Cleaning Up VOCs Vapors from the spray booth and the fiberglass operation are vented into a Regenerative Thermal Oxidizer (RTO) emissions-abatement system. The RTO destroys all volatile organic compounds in the air streams put there as a result of atomizing resins and paints. Solvents in these products are air pollutants.
"Solvents in paint and styrene in resins make the products viscous," says Ralph Gatti, a co-owner at ARE. "The natural-gas-fired RTO emissions-abatement system is like a big incinerator.
"Contaminated air is ducted into the system and heated to 1,500(F to destroy all VOCs. Then the clean air can be released into the atmosphere. The RTO is typical of an emissions abatement system in an auto plant or bakery."
Other areas of the plant use more sophisticated automation, he says. Truck cap builders need automated plants to supply the demand for caps and other accessories created by the wide variety of pickup trucks being sold.
"It takes six weeks to produce the first mold for a new truck cap," McBroom says. "With our new CAD system we will reduce this time to three weeks. Our current goal is to have new products ready in six weeks after a new vehicle introduction."
ARE wants to avoid the same delays it suffered when designing truck caps and tonneau covers for the redesigned Ford F-150, he says. Because of difficulties obtaining CAD system information from Ford, it took ARE 13 months to design truck caps for the Ford F-150 longbed, shortbed, flareside, regular and extended cab models.

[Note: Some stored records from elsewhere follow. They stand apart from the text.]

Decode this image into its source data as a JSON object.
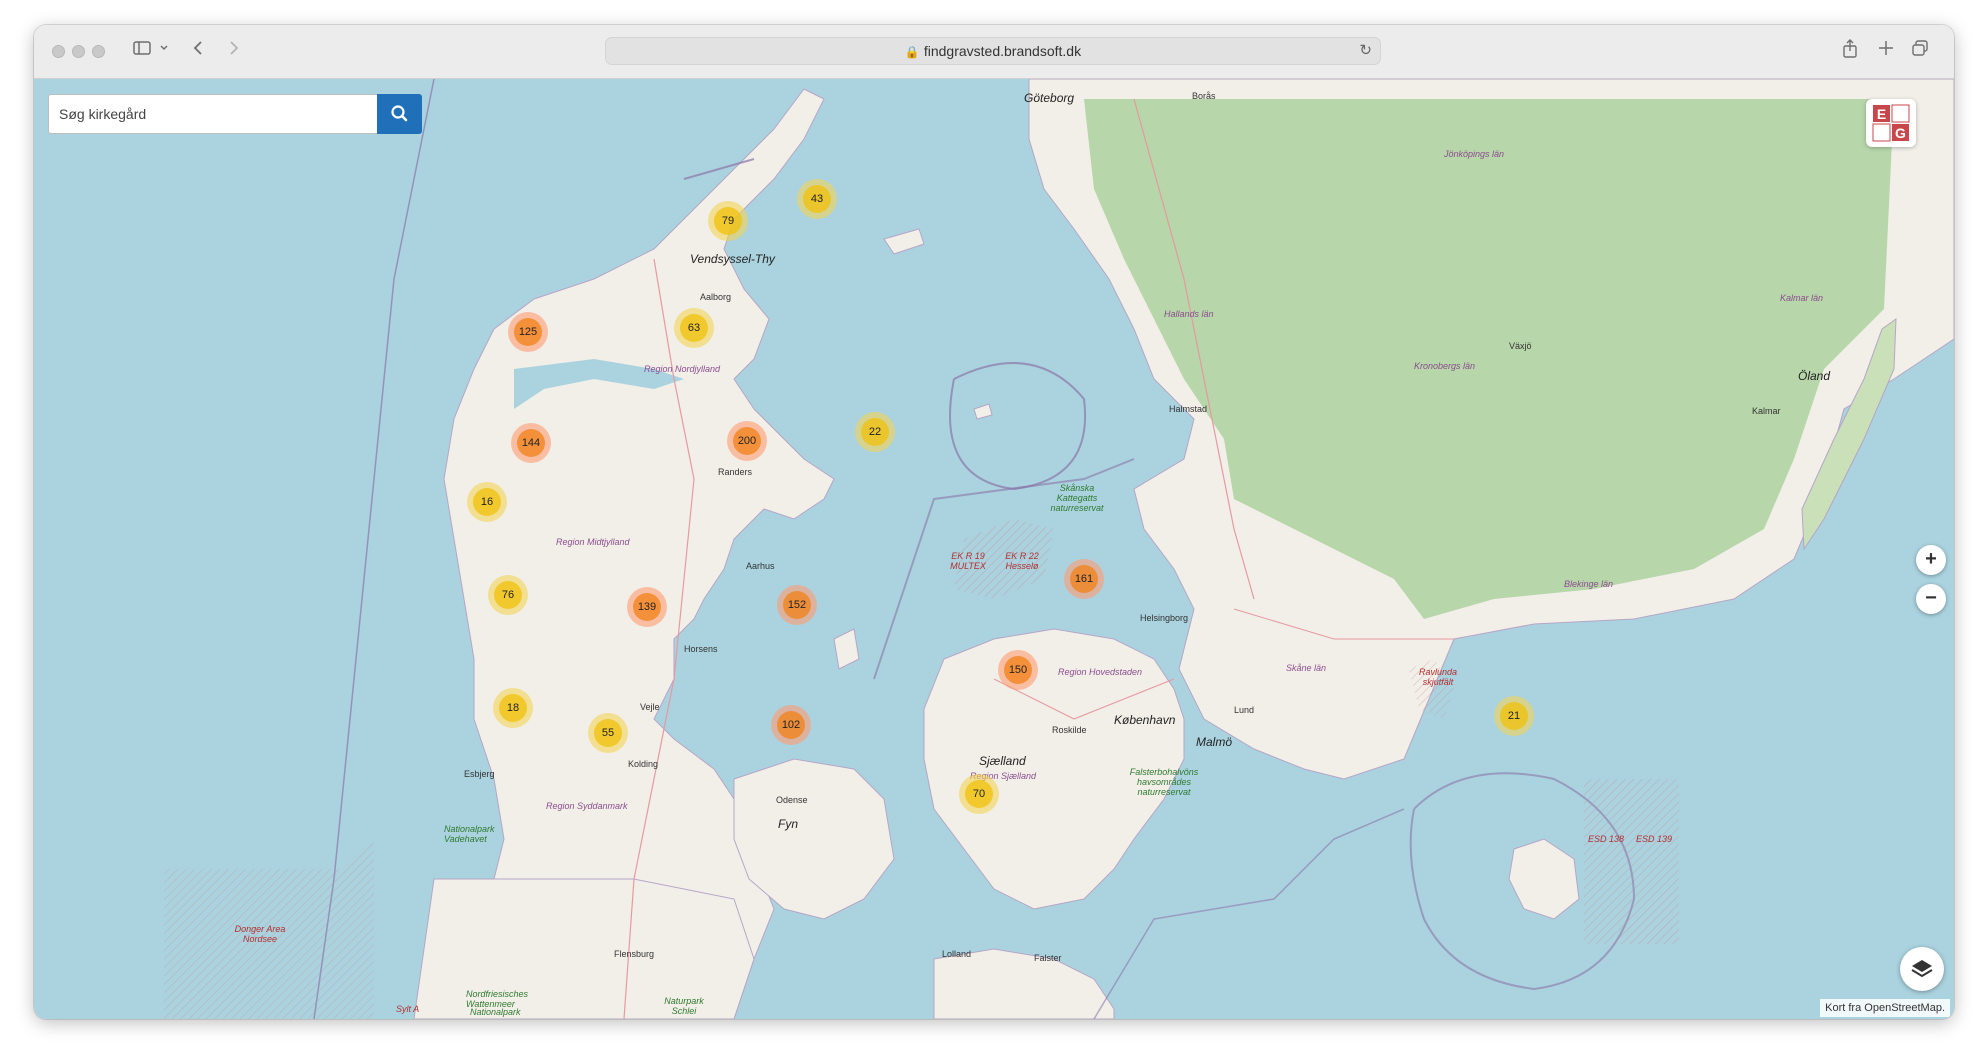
{
  "browser": {
    "url": "findgravsted.brandsoft.dk"
  },
  "search": {
    "placeholder": "Søg kirkegård"
  },
  "logo": {
    "letters": [
      "E",
      "G"
    ],
    "accent_color": "#c8474b"
  },
  "zoom": {
    "in_label": "+",
    "out_label": "−"
  },
  "attribution": {
    "prefix": "Kort fra",
    "link_text": "OpenStreetMap",
    "suffix": "."
  },
  "clusters": [
    {
      "count": "43",
      "level": "medium"
    },
    {
      "count": "79",
      "level": "medium"
    },
    {
      "count": "125",
      "level": "large"
    },
    {
      "count": "63",
      "level": "medium"
    },
    {
      "count": "144",
      "level": "large"
    },
    {
      "count": "200",
      "level": "large"
    },
    {
      "count": "22",
      "level": "medium"
    },
    {
      "count": "16",
      "level": "medium"
    },
    {
      "count": "76",
      "level": "medium"
    },
    {
      "count": "139",
      "level": "large"
    },
    {
      "count": "152",
      "level": "large"
    },
    {
      "count": "161",
      "level": "large"
    },
    {
      "count": "150",
      "level": "large"
    },
    {
      "count": "18",
      "level": "medium"
    },
    {
      "count": "55",
      "level": "medium"
    },
    {
      "count": "102",
      "level": "large"
    },
    {
      "count": "70",
      "level": "medium"
    },
    {
      "count": "21",
      "level": "medium"
    }
  ],
  "place_labels": [
    "Göteborg",
    "Borås",
    "Jönköpings län",
    "Hallands län",
    "Halmstad",
    "Växjö",
    "Kronobergs län",
    "Kalmar län",
    "Kalmar",
    "Öland",
    "Vendsyssel-Thy",
    "Aalborg",
    "Region Nordjylland",
    "Randers",
    "Region Midtjylland",
    "Aarhus",
    "Horsens",
    "Vejle",
    "Kolding",
    "Esbjerg",
    "Region Syddanmark",
    "Odense",
    "Fyn",
    "Sjælland",
    "Region Sjælland",
    "Roskilde",
    "København",
    "Region Hovedstaden",
    "Helsingborg",
    "Skåne län",
    "Lund",
    "Malmö",
    "Blekinge län",
    "Flensburg",
    "Falster",
    "Lolland",
    "Donger Area Nordsee",
    "Nationalpark Vadehavet",
    "Skånska Kattegatts naturreservat",
    "EK R 19 MULTEX",
    "EK R 22 Hesselø",
    "Falsterbohalvöns havsområdes naturreservat",
    "Ravlunda skjutfält",
    "ESD 138",
    "ESD 139",
    "Naturpark Schlei",
    "Sylt A",
    "Nordfriesisches Wattenmeer",
    "Nationalpark"
  ],
  "colors": {
    "water": "#aad3df",
    "land": "#f2efe9",
    "forest": "#add19e",
    "cluster_medium": "#f0c20c",
    "cluster_large": "#f18017"
  }
}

Five-Axis Milling Machine Before building a truck cap mold, a full-size Styrofoam model is shaped by a five-axis CNC milling machine. Engineers then place the truck cap model on a pickup truck to determine if other design changes are needed.
In the design phase, Surfware animates the path of the cutting tool on the workpiece. The movement of the five-axis milling machine on a computer screen is controlled by Surfware as the tool moves over a virtual truck cap surface.
"Surfware generates the numerical code that controls the five-axis cutting machine on an x, y, and z coordinate plus two rotational axis," says Todd Van Gorder of ARE. "This is the newest way to make plugs for truck caps and tonneau covers.
"ARE switched to a faster way of making plugs. With the five-axis machine, we want to take the five- to six-week process of plug creation and reduce it to one or two weeks. Speed, accuracy, and uniformity are a big advantage in this process."
In August, the backlog of truck caps was 2,550, which is about eight days of work, McBroom says. This is a slow month when vehicles are introduced for the new model year and production slows as molds are designed and produced for new truck caps.
Production backlog in busy months such as July can reach 3,500 units, McBroom says. The average monthly backlog is 1,200 to 2,000 units, which results in a 10- to 14-day period from order to delivery. A consistent flow of orders is critical in order to ship full trailer loads to dealers.
"We work best in a backlog range of 1,200 to 2,000 truck caps," McBroom says.
In recent years, sales at ARE have grown consistently, McBroom says. In 1997, the company produced 60,000 fiberglass caps and covers. ARE expects production of 67,000 in 1998 and sales of 75,000 in 1999.